(INFORMATION GIVEN begins)
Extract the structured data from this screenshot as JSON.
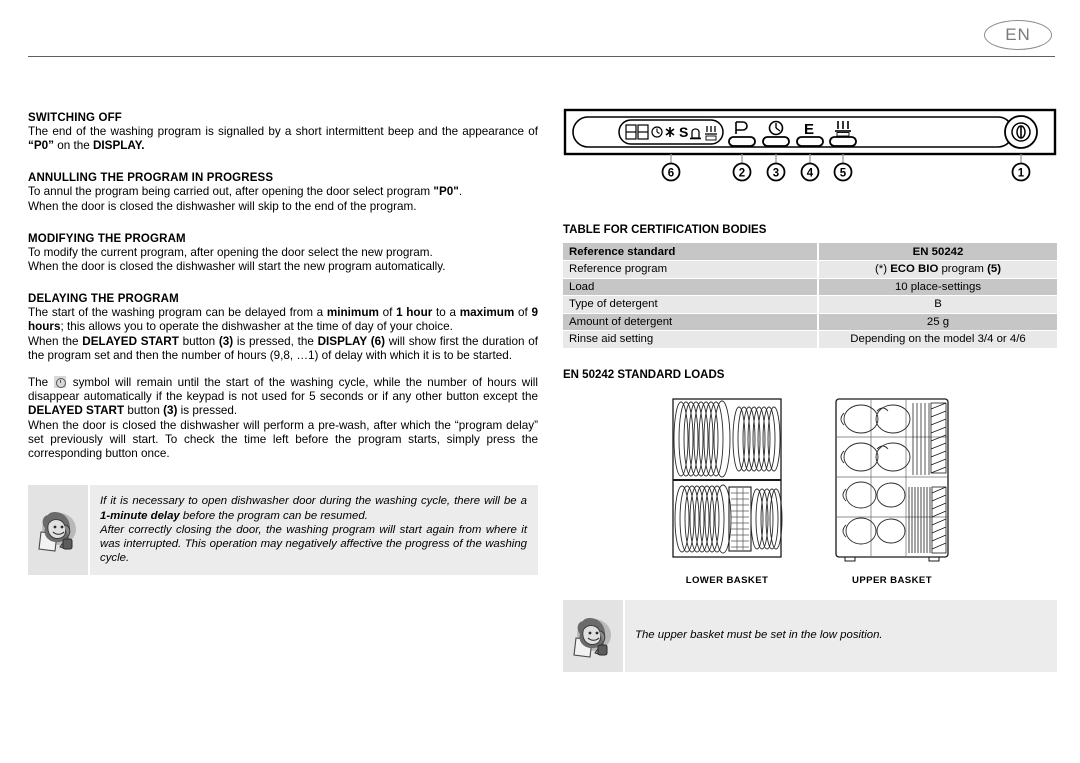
{
  "header": {
    "language_badge": "EN"
  },
  "left_column": {
    "sections": [
      {
        "id": "switching-off",
        "title": "SWITCHING OFF",
        "paragraphs": [
          "The end of the washing program is signalled by a short intermittent beep and the appearance of “P0” on the DISPLAY."
        ]
      },
      {
        "id": "annulling-program",
        "title": "ANNULLING THE PROGRAM IN PROGRESS",
        "paragraphs": [
          "To annul the program being carried out, after opening the door select program \"P0\".",
          "When the door is closed the dishwasher will skip to the end of the program."
        ]
      },
      {
        "id": "modifying-program",
        "title": "MODIFYING THE PROGRAM",
        "paragraphs": [
          "To modify the current program, after opening the door select the new program.",
          "When the door is closed the dishwasher will start the new program automatically."
        ]
      },
      {
        "id": "delaying-program",
        "title": "DELAYING THE PROGRAM",
        "paragraphs": [
          "The start of the washing program can be delayed from a minimum of 1 hour to a maximum of 9 hours; this allows you to operate the dishwasher at the time of day of your choice.",
          "When the DELAYED START button (3) is pressed, the DISPLAY (6) will show first the duration of the program set and then the number of hours (9,8, …1) of delay with which it is to be started.",
          "The [clock] symbol will remain until the start of the washing cycle, while the number of hours will disappear automatically if the keypad is not used for 5 seconds or if any other button except the DELAYED START button (3) is pressed.",
          "When the door is closed the dishwasher will perform a pre-wash, after which the “program delay” set previously will start. To check the time left before the program starts, simply press the corresponding button once."
        ]
      }
    ],
    "note": {
      "icon": "person-on-phone-icon",
      "lines": [
        "If it is necessary to open dishwasher door during the washing cycle, there will be a 1-minute delay before the program can be resumed.",
        "After correctly closing the door, the washing program will start again from where it was interrupted. This operation may negatively affective the progress of the washing cycle."
      ]
    }
  },
  "control_panel": {
    "display_icons": [
      "digit-88",
      "clock-icon",
      "asterisk-icon",
      "s-icon",
      "salt-icon",
      "rinse-aid-icon"
    ],
    "buttons": [
      {
        "symbol": "P",
        "callout": "2",
        "name": "program-button"
      },
      {
        "symbol": "clock",
        "callout": "3",
        "name": "delayed-start-button"
      },
      {
        "symbol": "E",
        "callout": "4",
        "name": "eco-button"
      },
      {
        "symbol": "heater",
        "callout": "5",
        "name": "half-load-button"
      }
    ],
    "power_callout": "1",
    "display_callout": "6",
    "power_symbol": "power-icon"
  },
  "certification": {
    "title": "TABLE FOR CERTIFICATION BODIES",
    "rows": [
      {
        "label": "Reference standard",
        "value": "EN 50242",
        "header": true
      },
      {
        "label": "Reference program",
        "value": "(*) ECO BIO program (5)",
        "header": false
      },
      {
        "label": "Load",
        "value": "10 place-settings",
        "header": false
      },
      {
        "label": "Type of detergent",
        "value": "B",
        "header": false
      },
      {
        "label": "Amount of detergent",
        "value": "25 g",
        "header": false
      },
      {
        "label": "Rinse aid setting",
        "value": "Depending on the model 3/4 or 4/6",
        "header": false
      }
    ]
  },
  "standard_loads": {
    "title": "EN 50242 STANDARD LOADS",
    "lower_basket_caption": "LOWER BASKET",
    "upper_basket_caption": "UPPER BASKET",
    "note": {
      "icon": "person-on-phone-icon",
      "text": "The upper basket must be set in the low position."
    }
  },
  "colors": {
    "table_header_bg": "#c6c6c6",
    "table_row_alt_bg": "#e8e8e8",
    "note_bg": "#ececec",
    "badge_border": "#8c8c8c",
    "rule": "#5f5f5f"
  }
}
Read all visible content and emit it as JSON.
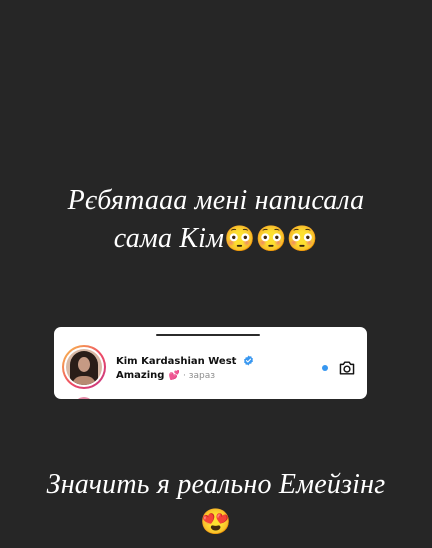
{
  "story": {
    "caption_top": {
      "text": "Рєбятааа мені написала сама Кім",
      "line1": "Рєбятааа мені написала",
      "line2": "сама Кім",
      "emojis": "😳😳😳"
    },
    "caption_bottom": {
      "text": "Значить я реально Емейзінг",
      "emoji": "😍"
    }
  },
  "dm_card": {
    "username": "Kim Kardashian West",
    "verified": true,
    "message": "Amazing",
    "message_emoji": "💕",
    "timestamp": "· зараз",
    "unread": true,
    "icons": [
      "verified-badge-icon",
      "unread-dot-icon",
      "camera-icon"
    ]
  },
  "colors": {
    "background": "#262626",
    "caption": "#ffffff",
    "card": "#ffffff",
    "unread_dot": "#3797f0",
    "verified": "#3897f0",
    "timestamp": "#8e8e8e"
  }
}
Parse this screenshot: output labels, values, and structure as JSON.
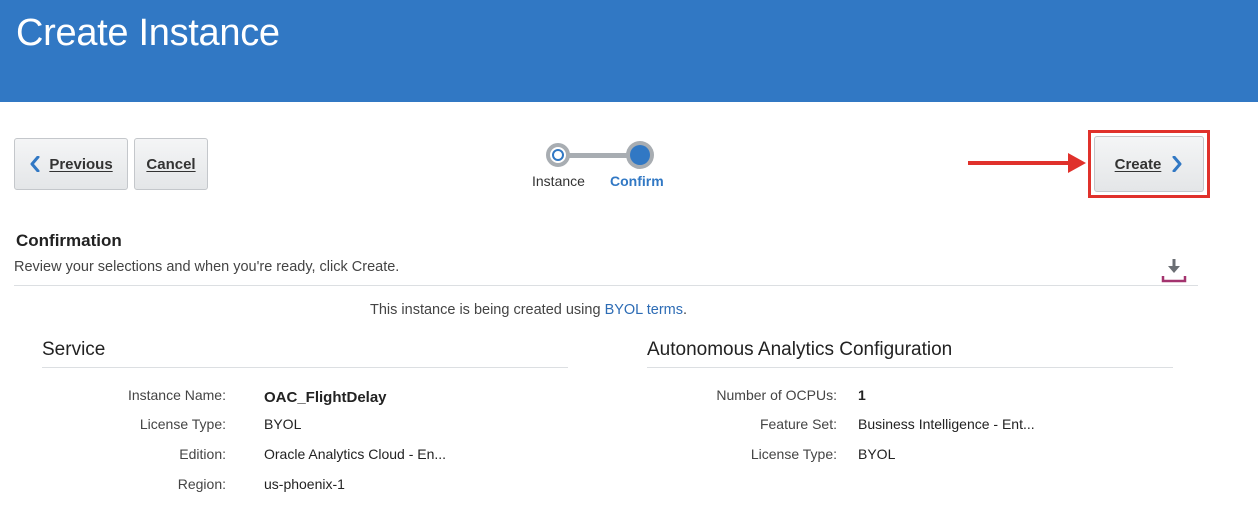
{
  "header": {
    "title": "Create Instance"
  },
  "toolbar": {
    "previous_label": "Previous",
    "cancel_label": "Cancel",
    "create_label": "Create"
  },
  "train": {
    "steps": [
      {
        "label": "Instance",
        "state": "visited"
      },
      {
        "label": "Confirm",
        "state": "current"
      }
    ]
  },
  "confirmation": {
    "title": "Confirmation",
    "description": "Review your selections and when you're ready, click Create.",
    "byol_prefix": "This instance is being created using ",
    "byol_link": "BYOL terms",
    "byol_suffix": "."
  },
  "service": {
    "title": "Service",
    "rows": [
      {
        "label": "Instance Name:",
        "value": "OAC_FlightDelay"
      },
      {
        "label": "License Type:",
        "value": "BYOL"
      },
      {
        "label": "Edition:",
        "value": "Oracle Analytics Cloud - En..."
      },
      {
        "label": "Region:",
        "value": "us-phoenix-1"
      }
    ]
  },
  "config": {
    "title": "Autonomous Analytics Configuration",
    "rows": [
      {
        "label": "Number of OCPUs:",
        "value": "1"
      },
      {
        "label": "Feature Set:",
        "value": "Business Intelligence - Ent..."
      },
      {
        "label": "License Type:",
        "value": "BYOL"
      }
    ]
  },
  "icons": {
    "previous": "chevron-left-icon",
    "create": "chevron-right-icon",
    "download": "download-icon"
  },
  "colors": {
    "header": "#3178c4",
    "accent": "#3178c4",
    "annotation": "#e0312b"
  }
}
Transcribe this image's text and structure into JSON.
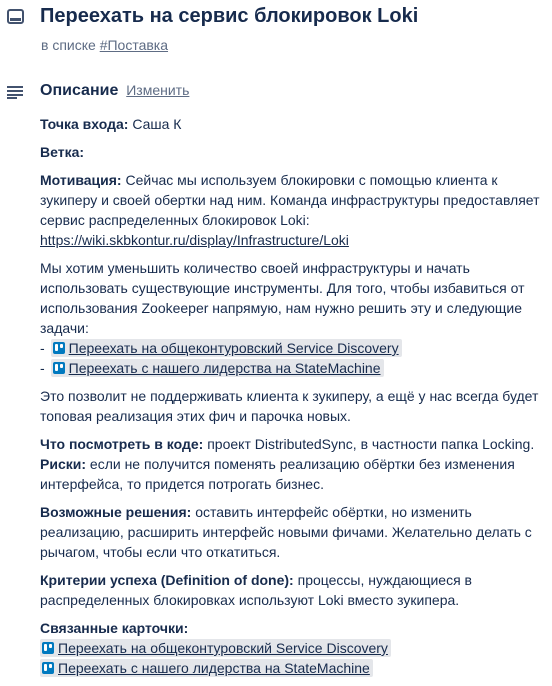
{
  "card": {
    "icon": "card-icon",
    "title": "Переехать на сервис блокировок Loki",
    "in_list_prefix": "в списке",
    "list_link": "#Поставка"
  },
  "description": {
    "icon": "description-icon",
    "heading": "Описание",
    "edit_label": "Изменить",
    "entry_label": "Точка входа:",
    "entry_value": "Саша К",
    "branch_label": "Ветка:",
    "motivation_label": "Мотивация:",
    "motivation_text": "Сейчас мы используем блокировки с помощью клиента к зукиперу и своей обертки над ним. Команда инфраструктуры предоставляет сервис распределенных блокировок Loki:",
    "motivation_link": "https://wiki.skbkontur.ru/display/Infrastructure/Loki",
    "goal_text": "Мы хотим уменьшить количество своей инфраструктуры и начать использовать существующие инструменты. Для того, чтобы избавиться от использования Zookeeper напрямую, нам нужно решить эту и следующие задачи:",
    "tasks": [
      {
        "dash": "-",
        "label": "Переехать на общеконтуровский Service Discovery"
      },
      {
        "dash": "-",
        "label": "Переехать с нашего лидерства на StateMachine"
      }
    ],
    "benefit_text": "Это позволит не поддерживать клиента к зукиперу, а ещё у нас всегда будет топовая реализация этих фич и парочка новых.",
    "code_label": "Что посмотреть в коде:",
    "code_text": "проект DistributedSync, в частности папка Locking.",
    "risks_label": "Риски:",
    "risks_text": "если не получится поменять реализацию обёртки без изменения интерфейса, то придется потрогать бизнес.",
    "solutions_label": "Возможные решения:",
    "solutions_text": "оставить интерфейс обёртки, но изменить реализацию, расширить интерфейс новыми фичами. Желательно делать с рычагом, чтобы если что откатиться.",
    "done_label": "Критерии успеха (Definition of done):",
    "done_text": "процессы, нуждающиеся в распределенных блокировках используют Loki вместо зукипера.",
    "related_label": "Связанные карточки:",
    "related": [
      {
        "label": "Переехать на общеконтуровский Service Discovery"
      },
      {
        "label": "Переехать с нашего лидерства на StateMachine"
      }
    ]
  }
}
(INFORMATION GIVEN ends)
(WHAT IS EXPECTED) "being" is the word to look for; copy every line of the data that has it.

(EXERCISE RESULT)
          "To annul the program being carried out, after opening the door select program \"P0\".",
    "byol_prefix": "This instance is being created using ",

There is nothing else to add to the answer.